Abstract: One idea being widely propounded among many software developers is that software should be allowed to freely access data without any regard for how or where the data is stored. Although this idea sounds appealing, it frequently fails in practice. Software applications which treat data storage as a "black box" often suffer from widespread problems with performance, contention, and high resource consumption. These problems can be particularly acute when frameworks like Hibernate or Enterprise Java Beans are in use. Improper use of databases can increase the complexity of application code while degrading performance, limiting scalability and rendering multi-threading ineffective. Proper use of databases should simplify application design and support a high degree of concurrency across many users and applications.

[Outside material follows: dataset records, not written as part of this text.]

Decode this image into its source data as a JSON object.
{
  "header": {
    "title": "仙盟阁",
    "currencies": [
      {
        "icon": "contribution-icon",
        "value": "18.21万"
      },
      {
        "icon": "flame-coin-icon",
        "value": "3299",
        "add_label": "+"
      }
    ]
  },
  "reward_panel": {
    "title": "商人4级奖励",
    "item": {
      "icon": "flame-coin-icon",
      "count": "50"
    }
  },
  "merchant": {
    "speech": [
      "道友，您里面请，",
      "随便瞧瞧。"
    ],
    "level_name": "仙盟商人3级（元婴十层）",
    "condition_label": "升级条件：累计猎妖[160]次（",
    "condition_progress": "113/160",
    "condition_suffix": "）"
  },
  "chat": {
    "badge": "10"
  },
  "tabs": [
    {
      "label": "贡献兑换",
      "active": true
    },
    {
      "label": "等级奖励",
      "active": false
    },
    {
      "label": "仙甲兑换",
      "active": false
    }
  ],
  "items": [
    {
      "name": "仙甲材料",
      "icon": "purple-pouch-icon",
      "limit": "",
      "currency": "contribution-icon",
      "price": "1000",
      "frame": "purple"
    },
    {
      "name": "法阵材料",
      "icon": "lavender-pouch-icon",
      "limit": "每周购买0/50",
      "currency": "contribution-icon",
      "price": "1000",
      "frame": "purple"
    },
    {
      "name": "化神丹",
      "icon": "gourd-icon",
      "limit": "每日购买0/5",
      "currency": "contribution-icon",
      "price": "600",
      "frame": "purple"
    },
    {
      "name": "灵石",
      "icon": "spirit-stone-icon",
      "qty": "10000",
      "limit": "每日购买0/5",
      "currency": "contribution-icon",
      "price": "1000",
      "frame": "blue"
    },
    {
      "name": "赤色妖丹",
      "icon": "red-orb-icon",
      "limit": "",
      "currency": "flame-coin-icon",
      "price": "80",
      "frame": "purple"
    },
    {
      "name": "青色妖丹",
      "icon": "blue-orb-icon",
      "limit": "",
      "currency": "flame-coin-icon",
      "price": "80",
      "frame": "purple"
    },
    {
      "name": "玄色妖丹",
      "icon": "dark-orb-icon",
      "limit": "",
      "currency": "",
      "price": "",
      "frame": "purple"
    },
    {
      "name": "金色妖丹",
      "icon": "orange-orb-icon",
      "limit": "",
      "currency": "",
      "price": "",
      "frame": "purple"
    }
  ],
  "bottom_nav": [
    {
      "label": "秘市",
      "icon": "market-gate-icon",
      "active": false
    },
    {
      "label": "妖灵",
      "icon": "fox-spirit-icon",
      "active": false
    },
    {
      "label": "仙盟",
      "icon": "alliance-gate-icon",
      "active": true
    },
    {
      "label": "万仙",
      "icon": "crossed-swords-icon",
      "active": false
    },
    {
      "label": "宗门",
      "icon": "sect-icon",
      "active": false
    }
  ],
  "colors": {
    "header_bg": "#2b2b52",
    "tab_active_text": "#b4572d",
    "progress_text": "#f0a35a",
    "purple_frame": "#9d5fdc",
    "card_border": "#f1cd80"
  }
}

This presentation will demonstrate several fallacies of the "black box" approach, using examples based on Oracle and other databases. The presentation will examine several key concepts regarding Oracle, which every software architect, developer and DBA using Oracle should understand. Topics will span several areas where developers and architects are prone to make mistakes. These will include problems related to Commits and Rollbacks, generation of unique identifiers, use of inefficient data types, locking mechanisms, data filtering and several other critical areas. The intent of the presentation is to help developers and DBA's avoid many common pitfalls arising from the "black box" approach to data storage.
Biography: Andrew Zitelli has over thirty years of experience as a software developer, data architect and performance analyst. He has served as a consultant to the aerospace, semiconductor, steel, and pharmaceutical industries. Andrew is proficient working with a broad range of operating systems and languages and has over 25 years experience working with ten different relational database products, including 18 years working with Oracle. He holds MS and BA degrees in Computer Science.
Andy is a previous presenter on Oracle performance topics at Hotsos Symposia in 2007, 2008, 2009, and 2010. In 2010, he also presented at the Michigan OakTable Symposium (MOTS) and the Northern California Oracle User's Group (NoCOUG). Andrew is a member of the OakTable Network.